I have good news and bad news. And good news. And bad news. And good news.
The good news is, we got satisfactory results from our VO test. Wiggle-and-scuff produced good results, so we're going to use that for our drives in this area for a while. (And indeed, it was used for yestesol's drive, which I wasn't on shift for. And it kept working.)
The bad news is, the drunken-sailor test didn't work.
But the good news is, that's due to a simple flight software bug in the command that tells the rover which arcs are allowed. And it's a bug that we can probably compensate for, so drunken-sailor isn't out of the running (or staggering) yet.
The bad news is, we can't take advantage of our success by driving thisol.
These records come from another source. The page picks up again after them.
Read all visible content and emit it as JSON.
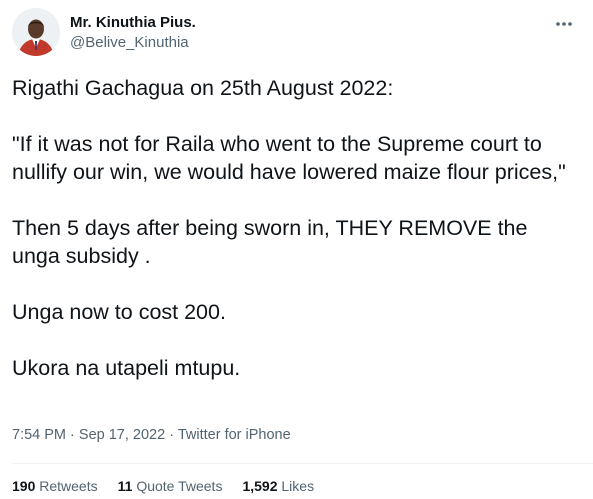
{
  "author": {
    "display_name": "Mr. Kinuthia Pius.",
    "handle": "@Belive_Kinuthia",
    "avatar_icon": "avatar-photo"
  },
  "more_icon": "more-dots-icon",
  "tweet": {
    "lines": [
      "Rigathi Gachagua on 25th August 2022:",
      "",
      "\"If it was not for Raila who went to the Supreme court to nullify our win, we would have lowered maize flour prices,\"",
      "",
      "Then 5 days after being sworn in, THEY REMOVE the unga subsidy .",
      "",
      "Unga now to cost 200.",
      "",
      "Ukora na utapeli mtupu."
    ]
  },
  "meta": {
    "time": "7:54 PM",
    "separator": "·",
    "date": "Sep 17, 2022",
    "source": "Twitter for iPhone"
  },
  "stats": {
    "retweets_count": "190",
    "retweets_label": "Retweets",
    "quotes_count": "11",
    "quotes_label": "Quote Tweets",
    "likes_count": "1,592",
    "likes_label": "Likes"
  },
  "colors": {
    "text_primary": "#0f1419",
    "text_secondary": "#536471",
    "divider": "#eff3f4",
    "avatar_suit": "#c0392b"
  }
}
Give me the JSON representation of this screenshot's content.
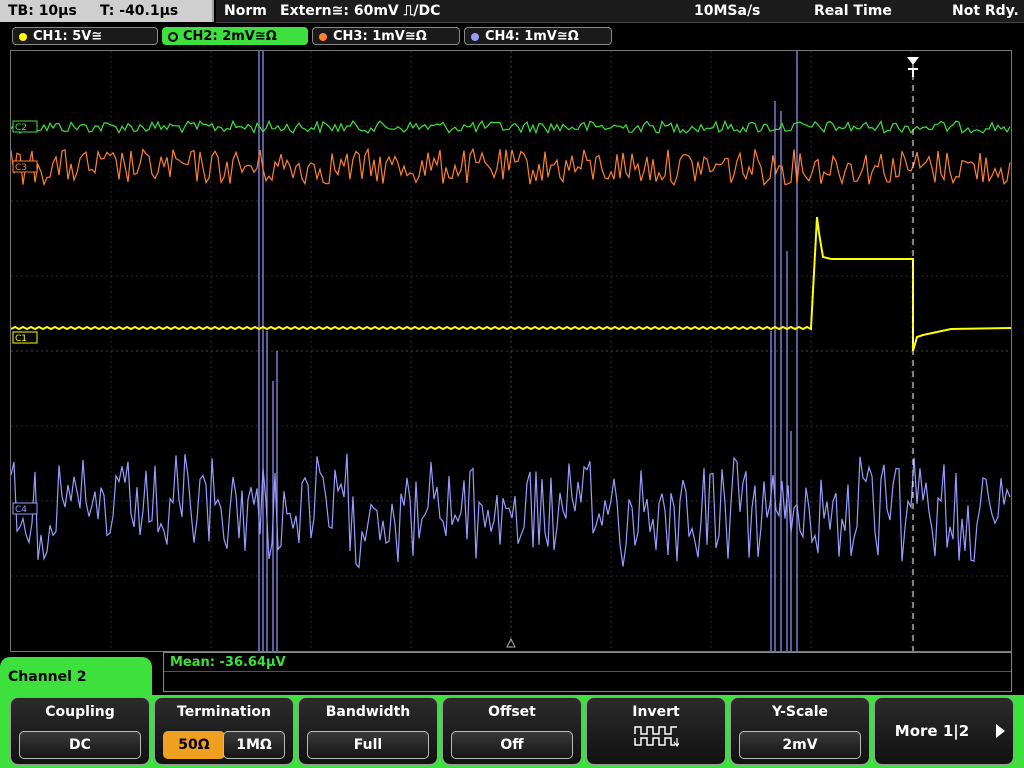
{
  "status": {
    "tb": "TB: 10µs",
    "trigger_time": "T: -40.1µs",
    "mode": "Norm",
    "trigger_source": "Extern≅: 60mV ⎍/DC",
    "sample_rate": "10MSa/s",
    "acq_mode": "Real Time",
    "state": "Not Rdy."
  },
  "channels": [
    {
      "label": "CH1: 5V≅",
      "color": "#ffff00"
    },
    {
      "label": "CH2: 2mV≅Ω",
      "color": "#3ee03e"
    },
    {
      "label": "CH3: 1mV≅Ω",
      "color": "#ff8030"
    },
    {
      "label": "CH4: 1mV≅Ω",
      "color": "#9a9aff"
    }
  ],
  "trace_markers": {
    "ch2": "C2",
    "ch3": "C3",
    "ch1": "C1",
    "ch4": "C4"
  },
  "measurement": {
    "label": "Mean: -36.64µV"
  },
  "menu": {
    "title": "Channel 2",
    "coupling": {
      "title": "Coupling",
      "value": "DC"
    },
    "termination": {
      "title": "Termination",
      "opt1": "50Ω",
      "opt2": "1MΩ"
    },
    "bandwidth": {
      "title": "Bandwidth",
      "value": "Full"
    },
    "offset": {
      "title": "Offset",
      "value": "Off"
    },
    "invert": {
      "title": "Invert",
      "icon": "invert-waveform-icon"
    },
    "yscale": {
      "title": "Y-Scale",
      "value": "2mV"
    },
    "more": {
      "title": "More 1|2",
      "icon": "chevron-right-icon"
    }
  },
  "colors": {
    "ch1": "#ffff00",
    "ch2": "#3ee03e",
    "ch3": "#ff8030",
    "ch4": "#9a9aff",
    "accent": "#3ee03e",
    "highlight": "#f0a020"
  }
}
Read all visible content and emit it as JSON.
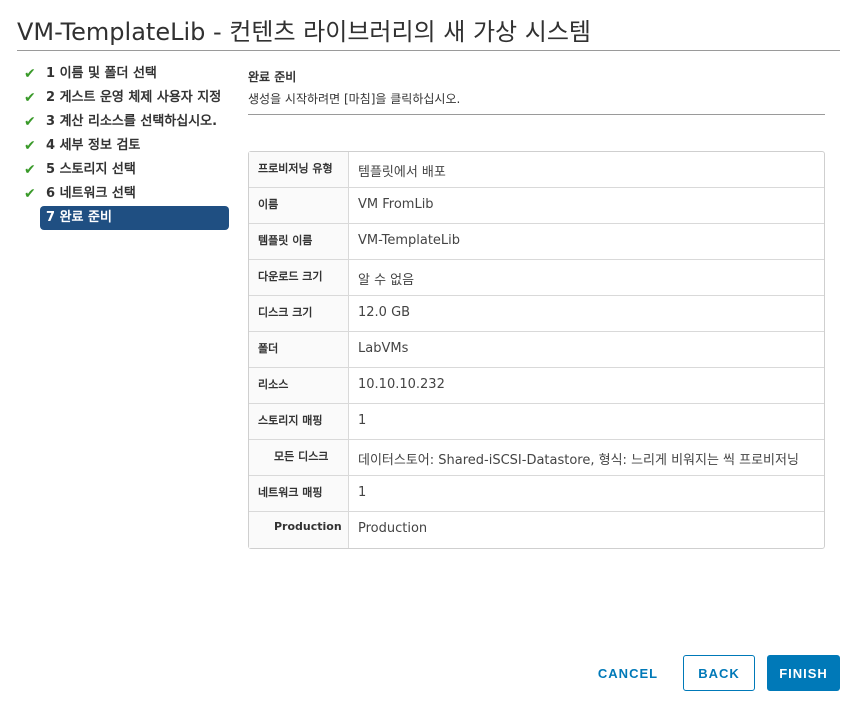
{
  "window": {
    "title": "VM-TemplateLib - 컨텐츠 라이브러리의 새 가상 시스템"
  },
  "steps": [
    {
      "label": "1 이름 및 폴더 선택",
      "done": true
    },
    {
      "label": "2 게스트 운영 체제 사용자 지정",
      "done": true
    },
    {
      "label": "3 계산 리소스를 선택하십시오.",
      "done": true
    },
    {
      "label": "4 세부 정보 검토",
      "done": true
    },
    {
      "label": "5 스토리지 선택",
      "done": true
    },
    {
      "label": "6 네트워크 선택",
      "done": true
    },
    {
      "label": "7 완료 준비",
      "done": false,
      "active": true
    }
  ],
  "panel": {
    "title": "완료 준비",
    "description": "생성을 시작하려면 [마침]을 클릭하십시오."
  },
  "summary": [
    {
      "key": "프로비저닝 유형",
      "value": "템플릿에서 배포"
    },
    {
      "key": "이름",
      "value": "VM FromLib"
    },
    {
      "key": "템플릿 이름",
      "value": "VM-TemplateLib"
    },
    {
      "key": "다운로드 크기",
      "value": "알 수 없음"
    },
    {
      "key": "디스크 크기",
      "value": "12.0 GB"
    },
    {
      "key": "폴더",
      "value": "LabVMs"
    },
    {
      "key": "리소스",
      "value": "10.10.10.232"
    },
    {
      "key": "스토리지 매핑",
      "value": "1"
    },
    {
      "key": "모든 디스크",
      "value": "데이터스토어: Shared-iSCSI-Datastore, 형식: 느리게 비워지는 씩 프로비저닝"
    },
    {
      "key": "네트워크 매핑",
      "value": "1"
    },
    {
      "key": "Production",
      "value": "Production"
    }
  ],
  "footer": {
    "cancel_label": "CANCEL",
    "back_label": "BACK",
    "finish_label": "FINISH"
  },
  "colors": {
    "accent": "#0079b8",
    "active_step": "#1f4f82",
    "check": "#3a9a2a"
  },
  "icons": {
    "step_done": "check-icon"
  }
}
We need to take PCAM images from this spot before we can move again -- they're needed for long-baseline stereo -- and we need NCAMs to target those PCAMs. And the NCAMs aren't down yet.
The good news is, the NCAMs eventually come down after all -- stuck in a pipe somewhere in the intarweb, or something. Whatever. We're driving!
Well, maybe it's a bit of a stretch to call it a drive. It's just a little 2.5m bump further along this cape. But the wheels are going to turn and they're going to take the vehicle with them; call it what you will.
The simplicity of the sequence leaves me time for chatting about an upcoming radio interview I'm doing. They've asked for the top five moments in the mission. "I've got Spirit's landing, Opportunity's landing, Spirit at the top of Husband Hill, Opportunity at Victoria ... and I'm taking suggestions for the last one," I announce.
There's no shortage of suggestions. Jake Matijevic proposes Opportunity at Endurance. "It was the first time we got to a really big crater," he says. "And it was both a scientific and an engineering accomplishment."
Ashitey has plenty of suggestions, too, and he disparages one of my choices. "Personally, I think getting to the top of Husband Hill was kind of an anti-climax," he says. "A lot of the drives we did to get there were more interesting."
"Fair enough," I counter. "But to me, getting to the top of Husband Hill wasn't the point; it's that it represents the stuff we had to do to get there." He looks half-convinced, so I press on. "It's like running a marathon. Crossing the finish line is great, but that doesn't happen without all the stuff that led up to it -- all the training, the 26 miles you had to run to get there ...." That does it. He's on board.
Julie Townsend plumps for the sol-18 anomaly. I wasn't going to include that one, mostly because I'm tired of it, but she makes a good case. "It had the whole team working together to solve a problem -- and actually, we had two rovers in crisis, with Opportunity on her way to landing right when that happened." Hmmm ... it's a good point. That one goes on the maybe list.
Then that leads us into the top five scariest moments of the mission. The sol-18 anomaly is one, of course; then there's catching a potato in Spirit's wheel, Purgatory, losing Spirit's right-front wheel with winter coming, ....
For me, one of the scariest moments of the mission is something Jake says during that discussion. I've heard it before, but not from him. "We're going to have to think about another hard decision," he says. "When to give up on Spirit."
Ashitey's response captures my feelings perfectly. "Never!" he exclaims. "We'll drive her on one wheel!"
But Jake points out that, well, budgets are being cut, and Spirit's limited mobility makes simply turning her off a possible choice.
Later in the day, John Callas (MER's project manager) stops by to see what's up, and Ashitey mentions that possibility to him.
"We're not going to sacrifice a vehicle," John says flatly. "That's not gonna happen."
And that's the best news I've had all day.
[Next post: sol 1094 (Opportunity sol 1074), January 30.]